• [WORK INSTRUCTION]:
Reprint every entry, character for character.

- - - - - - -

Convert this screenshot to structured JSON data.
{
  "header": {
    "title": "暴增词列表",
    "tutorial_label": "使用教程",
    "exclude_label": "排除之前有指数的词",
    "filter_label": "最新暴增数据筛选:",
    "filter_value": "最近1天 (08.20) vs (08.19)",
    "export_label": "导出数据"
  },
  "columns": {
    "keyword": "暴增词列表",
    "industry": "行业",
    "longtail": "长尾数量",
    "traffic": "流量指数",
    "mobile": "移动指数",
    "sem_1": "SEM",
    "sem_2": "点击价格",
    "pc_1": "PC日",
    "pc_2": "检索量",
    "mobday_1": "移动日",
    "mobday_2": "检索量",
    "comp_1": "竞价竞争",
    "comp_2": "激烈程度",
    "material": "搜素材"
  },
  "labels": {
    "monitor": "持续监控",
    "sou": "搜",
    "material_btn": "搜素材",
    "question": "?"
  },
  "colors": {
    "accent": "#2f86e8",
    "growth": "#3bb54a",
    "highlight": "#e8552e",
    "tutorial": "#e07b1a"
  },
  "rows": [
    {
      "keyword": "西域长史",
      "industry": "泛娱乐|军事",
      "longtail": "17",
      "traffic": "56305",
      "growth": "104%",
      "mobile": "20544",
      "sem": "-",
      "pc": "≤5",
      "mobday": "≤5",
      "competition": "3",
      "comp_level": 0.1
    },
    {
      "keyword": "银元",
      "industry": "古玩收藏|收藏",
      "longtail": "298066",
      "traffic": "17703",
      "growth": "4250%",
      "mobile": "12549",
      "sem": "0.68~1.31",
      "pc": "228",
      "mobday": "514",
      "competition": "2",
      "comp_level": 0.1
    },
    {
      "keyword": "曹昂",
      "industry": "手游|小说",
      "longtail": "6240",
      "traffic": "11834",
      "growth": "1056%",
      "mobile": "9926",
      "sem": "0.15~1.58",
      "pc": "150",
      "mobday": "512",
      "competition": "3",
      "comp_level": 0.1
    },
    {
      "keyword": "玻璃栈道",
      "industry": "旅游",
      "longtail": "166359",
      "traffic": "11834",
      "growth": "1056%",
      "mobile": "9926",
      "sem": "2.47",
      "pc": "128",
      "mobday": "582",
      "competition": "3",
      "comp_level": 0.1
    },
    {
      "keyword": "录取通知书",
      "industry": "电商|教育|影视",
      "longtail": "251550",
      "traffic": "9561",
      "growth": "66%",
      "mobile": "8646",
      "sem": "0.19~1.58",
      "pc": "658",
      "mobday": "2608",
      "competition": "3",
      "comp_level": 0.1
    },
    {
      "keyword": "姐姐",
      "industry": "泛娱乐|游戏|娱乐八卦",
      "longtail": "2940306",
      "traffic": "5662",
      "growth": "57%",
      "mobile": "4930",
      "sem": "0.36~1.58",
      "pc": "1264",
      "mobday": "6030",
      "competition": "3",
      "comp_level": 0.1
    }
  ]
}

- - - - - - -

• [REPLY TO THE TASK]:
Convert this screenshot to structured JSON data.
{
  "header": {
    "title": "暴增词列表",
    "tutorial_label": "使用教程",
    "exclude_label": "排除之前有指数的词",
    "filter_label": "最新暴增数据筛选:",
    "filter_value": "最近1天 (08.20) vs (08.19)",
    "export_label": "导出数据"
  },
  "columns": {
    "keyword": "暴增词列表",
    "industry": "行业",
    "longtail": "长尾数量",
    "traffic": "流量指数",
    "mobile": "移动指数",
    "sem_1": "SEM",
    "sem_2": "点击价格",
    "pc_1": "PC日",
    "pc_2": "检索量",
    "mobday_1": "移动日",
    "mobday_2": "检索量",
    "comp_1": "竞价竞争",
    "comp_2": "激烈程度",
    "material": "搜素材"
  },
  "labels": {
    "monitor": "持续监控",
    "sou": "搜",
    "material_btn": "搜素材",
    "question": "?"
  },
  "colors": {
    "accent": "#2f86e8",
    "growth": "#3bb54a",
    "highlight": "#e8552e",
    "tutorial": "#e07b1a"
  },
  "rows": [
    {
      "keyword": "西域长史",
      "industry": "泛娱乐|军事",
      "longtail": "17",
      "traffic": "56305",
      "growth": "104%",
      "mobile": "20544",
      "sem": "-",
      "pc": "≤5",
      "mobday": "≤5",
      "competition": "3",
      "comp_level": 0.1
    },
    {
      "keyword": "银元",
      "industry": "古玩收藏|收藏",
      "longtail": "298066",
      "traffic": "17703",
      "growth": "4250%",
      "mobile": "12549",
      "sem": "0.68~1.31",
      "pc": "228",
      "mobday": "514",
      "competition": "2",
      "comp_level": 0.1
    },
    {
      "keyword": "曹昂",
      "industry": "手游|小说",
      "longtail": "6240",
      "traffic": "11834",
      "growth": "1056%",
      "mobile": "9926",
      "sem": "0.15~1.58",
      "pc": "150",
      "mobday": "512",
      "competition": "3",
      "comp_level": 0.1
    },
    {
      "keyword": "玻璃栈道",
      "industry": "旅游",
      "longtail": "166359",
      "traffic": "11834",
      "growth": "1056%",
      "mobile": "9926",
      "sem": "2.47",
      "pc": "128",
      "mobday": "582",
      "competition": "3",
      "comp_level": 0.1
    },
    {
      "keyword": "录取通知书",
      "industry": "电商|教育|影视",
      "longtail": "251550",
      "traffic": "9561",
      "growth": "66%",
      "mobile": "8646",
      "sem": "0.19~1.58",
      "pc": "658",
      "mobday": "2608",
      "competition": "3",
      "comp_level": 0.1
    },
    {
      "keyword": "姐姐",
      "industry": "泛娱乐|游戏|娱乐八卦",
      "longtail": "2940306",
      "traffic": "5662",
      "growth": "57%",
      "mobile": "4930",
      "sem": "0.36~1.58",
      "pc": "1264",
      "mobday": "6030",
      "competition": "3",
      "comp_level": 0.1
    }
  ]
}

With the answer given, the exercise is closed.